Repeat, word for word, all the data that follows, and exclude the pictures.

DATASET EXTRACT Start Marker

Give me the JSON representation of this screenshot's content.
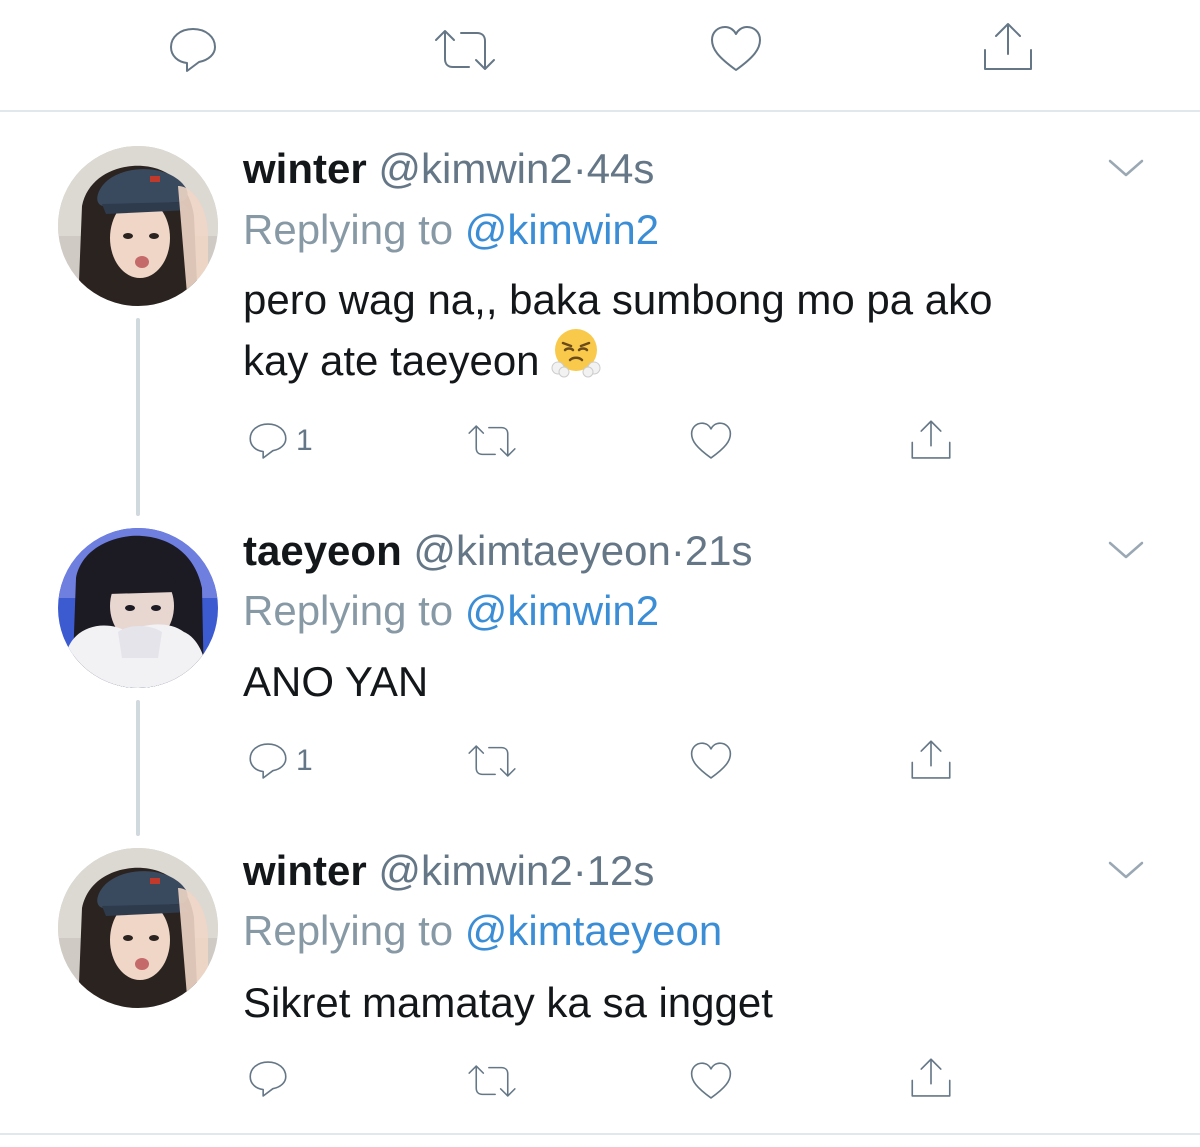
{
  "colors": {
    "link": "#3b8ed6",
    "icon": "#657786",
    "divider": "#e1e8ed"
  },
  "top_actions": {
    "icons": [
      "reply-icon",
      "retweet-icon",
      "like-icon",
      "share-icon"
    ]
  },
  "tweets": [
    {
      "name": "winter",
      "handle": "@kimwin2",
      "separator": "·",
      "time": "44s",
      "replying_label": "Replying to",
      "replying_to": "@kimwin2",
      "text_line1": "pero wag na,, baka sumbong mo pa ako",
      "text_line2": "kay ate taeyeon",
      "emoji": "face-with-steam-from-nose",
      "reply_count": "1"
    },
    {
      "name": "taeyeon",
      "handle": "@kimtaeyeon",
      "separator": "·",
      "time": "21s",
      "replying_label": "Replying to",
      "replying_to": "@kimwin2",
      "text_line1": "ANO YAN",
      "reply_count": "1"
    },
    {
      "name": "winter",
      "handle": "@kimwin2",
      "separator": "·",
      "time": "12s",
      "replying_label": "Replying to",
      "replying_to": "@kimtaeyeon",
      "text_line1": "Sikret mamatay ka sa ingget",
      "reply_count": ""
    }
  ]
}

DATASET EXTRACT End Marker

YOUR SOLUTION
Give me the JSON representation of this screenshot's content.
{
  "colors": {
    "link": "#3b8ed6",
    "icon": "#657786",
    "divider": "#e1e8ed"
  },
  "top_actions": {
    "icons": [
      "reply-icon",
      "retweet-icon",
      "like-icon",
      "share-icon"
    ]
  },
  "tweets": [
    {
      "name": "winter",
      "handle": "@kimwin2",
      "separator": "·",
      "time": "44s",
      "replying_label": "Replying to",
      "replying_to": "@kimwin2",
      "text_line1": "pero wag na,, baka sumbong mo pa ako",
      "text_line2": "kay ate taeyeon",
      "emoji": "face-with-steam-from-nose",
      "reply_count": "1"
    },
    {
      "name": "taeyeon",
      "handle": "@kimtaeyeon",
      "separator": "·",
      "time": "21s",
      "replying_label": "Replying to",
      "replying_to": "@kimwin2",
      "text_line1": "ANO YAN",
      "reply_count": "1"
    },
    {
      "name": "winter",
      "handle": "@kimwin2",
      "separator": "·",
      "time": "12s",
      "replying_label": "Replying to",
      "replying_to": "@kimtaeyeon",
      "text_line1": "Sikret mamatay ka sa ingget",
      "reply_count": ""
    }
  ]
}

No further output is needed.